## Data records for software interfaces

+---+

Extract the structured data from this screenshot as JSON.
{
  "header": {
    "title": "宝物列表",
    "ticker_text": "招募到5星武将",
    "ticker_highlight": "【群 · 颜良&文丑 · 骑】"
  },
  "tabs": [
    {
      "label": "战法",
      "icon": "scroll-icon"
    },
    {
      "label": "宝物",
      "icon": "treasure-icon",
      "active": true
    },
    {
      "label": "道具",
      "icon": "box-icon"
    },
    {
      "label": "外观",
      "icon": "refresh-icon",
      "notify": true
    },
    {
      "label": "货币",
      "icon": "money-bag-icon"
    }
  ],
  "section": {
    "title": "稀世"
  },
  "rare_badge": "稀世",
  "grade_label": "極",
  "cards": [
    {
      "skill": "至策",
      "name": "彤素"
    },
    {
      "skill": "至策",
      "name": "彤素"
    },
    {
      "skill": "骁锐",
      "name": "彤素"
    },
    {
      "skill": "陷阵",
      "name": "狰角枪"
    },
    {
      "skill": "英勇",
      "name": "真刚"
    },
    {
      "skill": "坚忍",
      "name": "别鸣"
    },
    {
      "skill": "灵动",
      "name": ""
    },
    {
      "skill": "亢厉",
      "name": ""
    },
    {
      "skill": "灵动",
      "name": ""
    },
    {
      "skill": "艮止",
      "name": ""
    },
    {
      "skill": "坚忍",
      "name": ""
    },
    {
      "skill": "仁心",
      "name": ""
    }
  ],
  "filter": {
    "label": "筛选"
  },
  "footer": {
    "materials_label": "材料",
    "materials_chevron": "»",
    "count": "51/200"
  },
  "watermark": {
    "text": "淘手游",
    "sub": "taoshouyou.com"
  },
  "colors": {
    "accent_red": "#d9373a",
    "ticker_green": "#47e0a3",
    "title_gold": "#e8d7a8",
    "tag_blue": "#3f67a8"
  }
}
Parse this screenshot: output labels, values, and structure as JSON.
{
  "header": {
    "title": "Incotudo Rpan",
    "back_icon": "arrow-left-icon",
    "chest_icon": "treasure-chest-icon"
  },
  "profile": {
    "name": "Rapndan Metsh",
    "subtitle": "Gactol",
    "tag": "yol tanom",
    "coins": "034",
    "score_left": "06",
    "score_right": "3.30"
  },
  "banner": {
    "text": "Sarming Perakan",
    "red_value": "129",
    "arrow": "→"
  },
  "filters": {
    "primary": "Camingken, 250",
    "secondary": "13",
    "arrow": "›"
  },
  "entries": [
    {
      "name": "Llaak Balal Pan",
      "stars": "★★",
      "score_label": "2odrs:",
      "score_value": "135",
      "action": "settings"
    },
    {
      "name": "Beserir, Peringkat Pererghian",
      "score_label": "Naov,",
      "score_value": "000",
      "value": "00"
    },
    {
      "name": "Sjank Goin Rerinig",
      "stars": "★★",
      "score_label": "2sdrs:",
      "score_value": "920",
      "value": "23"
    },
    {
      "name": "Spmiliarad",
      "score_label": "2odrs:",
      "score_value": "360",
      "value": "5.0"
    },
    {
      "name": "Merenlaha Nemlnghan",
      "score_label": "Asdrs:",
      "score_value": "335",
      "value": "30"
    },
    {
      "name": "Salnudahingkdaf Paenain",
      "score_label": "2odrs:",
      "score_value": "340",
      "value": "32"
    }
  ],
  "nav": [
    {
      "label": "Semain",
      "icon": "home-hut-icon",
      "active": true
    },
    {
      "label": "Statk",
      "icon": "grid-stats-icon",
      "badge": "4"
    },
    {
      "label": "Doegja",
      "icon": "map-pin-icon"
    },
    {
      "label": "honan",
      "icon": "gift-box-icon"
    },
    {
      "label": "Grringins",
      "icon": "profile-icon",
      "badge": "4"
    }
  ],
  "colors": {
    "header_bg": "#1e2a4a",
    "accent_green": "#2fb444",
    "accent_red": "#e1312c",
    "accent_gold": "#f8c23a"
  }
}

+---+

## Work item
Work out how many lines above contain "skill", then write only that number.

## Expected answer
12